John MacGregor

As stated in the following London Gazette citation, John MacGregor is a recipient of the Victoria Cross. This medal is awarded for the most conspicuous bravery, a daring or pre-eminent act of valour, or self-sacrifice or extreme devotion to duty in the presence of the enemy.

Victoria Cross - First World War, 1914-1918

John MacGregor

John MacGregor was born in Cawdor, Scotland on 11 February 1888. He served in the First World War with the 2nd Canadian Mounted Rifles, first as a private soldier and then as a commissioned officer. MacGregor earned the Distinguished Conduct Medal as a private, the Military Cross (MC) as a lieutenant, and a Bar to his MC as a captain. MacGregor was awarded the Victoria Cross for his actions from 29 September to 3 October 1918. When the advance of his company was stopped by intense German machine gun fire near Cambrai in France, he continued to move forward until he had located the guns. Despite their heavy fire, MacGregor then charged the machine guns and dealt with their crews using rifle and bayonet, killing four of the enemy and taking eight prisoners. Later, he gave useful support to neighbouring troops by taking command of the leading waves of the advance and continuing forward while under heavy fire and faced with stubborn resistance. MacGregor subsequently undertook a dangerous daylight reconnaissance that allowed his company to occupy Neuville-St-Rémy.MacGregor died in Powell River, British Columbia on 9 June 1952.


For most conspicuous bravery, leadership and self-sacrificing devotion to duty near Cambrai from 29th September to 3rd October, 1918.

He led his company under intense fire, and when the advance was checked by machine guns, although wounded, pushed on and located the enemy guns. He then ran forward in broad daylight, in face of heavy fire from all directions, and, with rifle and bayonet, single-handed, put the enemy crews out of action, killing four and taking eight prisoners. His prompt action saved many casualties and enabled the advance to continue.

After reorganising his command under heavy fire he rendered the most useful support to neighbouring troops. When the enemy were showing stubborn resistance, he went along the line regardless of danger, organised the platoons, took command of the leading waves, and continued the advance. Later, after a personal daylight reconnaissance under heavy fire, he established his company in Neuville St. Remy, thereby greatly assisting the advance into Tilloy. Throughout the operations Capt. MacGregor displayed magnificent bravery and heroic leadership.”

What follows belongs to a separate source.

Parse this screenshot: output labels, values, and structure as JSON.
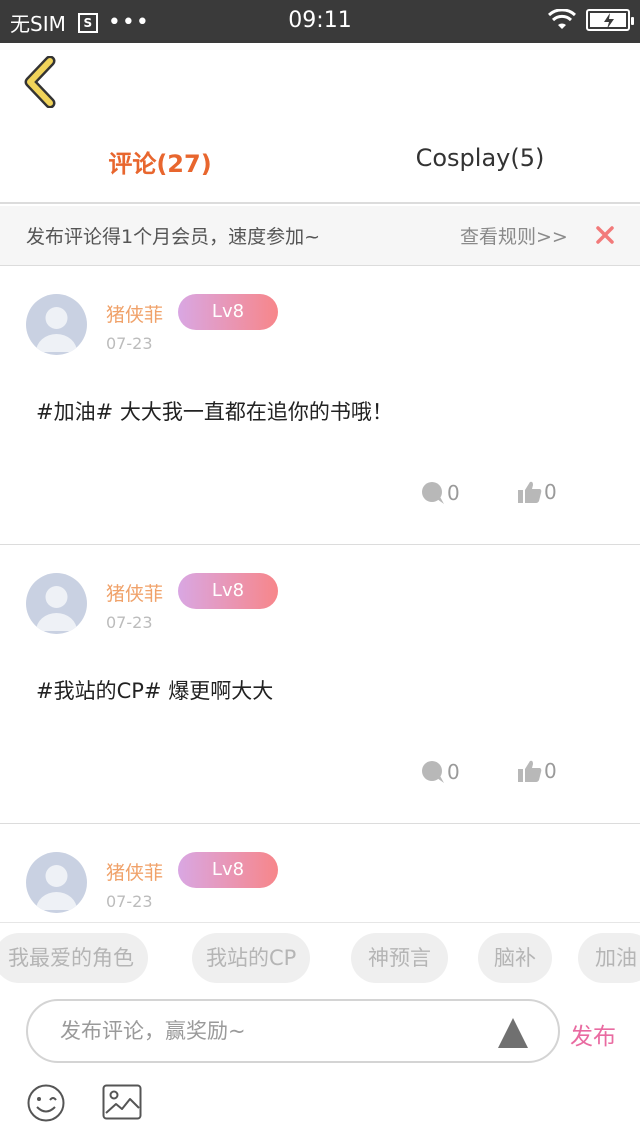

(London Gazette, no.31108, 6 January 1919)

Page details

Date modified: